== Material for the task

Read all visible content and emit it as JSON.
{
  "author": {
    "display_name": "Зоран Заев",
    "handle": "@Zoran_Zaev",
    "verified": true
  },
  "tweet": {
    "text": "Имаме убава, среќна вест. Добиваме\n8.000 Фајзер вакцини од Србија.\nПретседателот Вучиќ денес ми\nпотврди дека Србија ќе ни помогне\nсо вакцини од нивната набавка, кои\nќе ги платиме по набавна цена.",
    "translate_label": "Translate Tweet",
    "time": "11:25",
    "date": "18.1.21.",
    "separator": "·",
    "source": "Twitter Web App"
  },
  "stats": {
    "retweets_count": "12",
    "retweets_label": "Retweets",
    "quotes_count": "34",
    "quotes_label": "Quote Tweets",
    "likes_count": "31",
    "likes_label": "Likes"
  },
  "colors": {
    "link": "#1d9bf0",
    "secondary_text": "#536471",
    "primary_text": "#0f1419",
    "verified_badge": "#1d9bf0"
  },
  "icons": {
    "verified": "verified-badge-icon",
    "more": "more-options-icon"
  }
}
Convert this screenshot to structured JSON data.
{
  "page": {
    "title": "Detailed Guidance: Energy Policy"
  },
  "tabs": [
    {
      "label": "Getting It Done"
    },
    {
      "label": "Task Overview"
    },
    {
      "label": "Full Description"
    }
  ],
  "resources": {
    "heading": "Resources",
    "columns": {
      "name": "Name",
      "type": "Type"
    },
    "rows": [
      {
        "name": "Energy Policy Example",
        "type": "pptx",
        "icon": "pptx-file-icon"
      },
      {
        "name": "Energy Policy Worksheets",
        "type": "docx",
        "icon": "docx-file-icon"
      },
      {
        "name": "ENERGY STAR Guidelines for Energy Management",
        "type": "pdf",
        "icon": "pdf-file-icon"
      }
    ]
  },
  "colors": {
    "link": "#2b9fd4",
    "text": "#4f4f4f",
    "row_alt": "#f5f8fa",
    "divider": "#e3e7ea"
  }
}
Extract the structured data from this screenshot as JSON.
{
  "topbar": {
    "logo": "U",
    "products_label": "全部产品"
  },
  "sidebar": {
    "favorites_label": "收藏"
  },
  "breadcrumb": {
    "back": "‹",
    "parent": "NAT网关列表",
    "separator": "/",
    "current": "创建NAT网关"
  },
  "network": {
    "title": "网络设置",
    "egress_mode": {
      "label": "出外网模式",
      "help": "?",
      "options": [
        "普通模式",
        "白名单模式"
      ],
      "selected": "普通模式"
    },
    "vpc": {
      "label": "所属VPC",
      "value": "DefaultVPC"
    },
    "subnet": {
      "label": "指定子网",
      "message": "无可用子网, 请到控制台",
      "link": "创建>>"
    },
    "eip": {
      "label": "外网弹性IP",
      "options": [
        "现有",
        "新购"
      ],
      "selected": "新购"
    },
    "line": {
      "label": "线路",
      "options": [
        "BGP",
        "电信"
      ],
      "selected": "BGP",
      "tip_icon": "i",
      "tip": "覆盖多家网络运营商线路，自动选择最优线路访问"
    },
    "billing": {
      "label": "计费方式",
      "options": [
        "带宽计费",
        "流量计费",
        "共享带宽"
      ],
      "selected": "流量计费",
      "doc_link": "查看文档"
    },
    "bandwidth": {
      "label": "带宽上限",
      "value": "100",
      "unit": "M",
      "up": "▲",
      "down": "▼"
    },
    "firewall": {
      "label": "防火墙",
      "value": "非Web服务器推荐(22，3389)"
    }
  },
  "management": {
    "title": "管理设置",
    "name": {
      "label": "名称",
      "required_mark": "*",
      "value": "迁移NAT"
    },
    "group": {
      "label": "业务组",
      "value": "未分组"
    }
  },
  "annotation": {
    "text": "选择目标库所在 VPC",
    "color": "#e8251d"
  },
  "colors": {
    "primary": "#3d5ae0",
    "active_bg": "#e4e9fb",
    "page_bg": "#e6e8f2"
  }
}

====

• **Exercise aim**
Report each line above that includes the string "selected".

• **Response to this exercise**
      "selected": "普通模式"
      "selected": "新购"
      "selected": "BGP",
      "selected": "流量计费",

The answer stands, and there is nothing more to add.